### ASSIGNMENT
Copy out all lines in the material below that contain the string "down".
:::::
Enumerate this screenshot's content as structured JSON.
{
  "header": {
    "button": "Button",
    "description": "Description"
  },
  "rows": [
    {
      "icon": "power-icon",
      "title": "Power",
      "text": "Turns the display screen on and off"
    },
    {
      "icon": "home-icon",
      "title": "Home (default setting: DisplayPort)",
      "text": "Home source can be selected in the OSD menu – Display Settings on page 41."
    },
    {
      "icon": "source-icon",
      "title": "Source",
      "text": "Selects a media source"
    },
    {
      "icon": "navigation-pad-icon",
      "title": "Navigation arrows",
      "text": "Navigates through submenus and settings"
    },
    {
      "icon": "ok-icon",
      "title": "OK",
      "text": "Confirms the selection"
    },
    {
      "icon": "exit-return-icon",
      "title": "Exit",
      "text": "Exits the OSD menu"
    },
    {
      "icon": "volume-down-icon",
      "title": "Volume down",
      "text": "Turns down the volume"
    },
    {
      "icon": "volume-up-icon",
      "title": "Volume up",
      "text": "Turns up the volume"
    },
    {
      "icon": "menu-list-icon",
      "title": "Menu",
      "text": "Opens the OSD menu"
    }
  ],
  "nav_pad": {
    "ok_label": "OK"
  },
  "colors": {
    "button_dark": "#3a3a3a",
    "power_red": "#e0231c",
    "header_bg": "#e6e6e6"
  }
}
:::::
### TASK SOLUTION
      "icon": "volume-down-icon",
      "title": "Volume down",
      "text": "Turns down the volume"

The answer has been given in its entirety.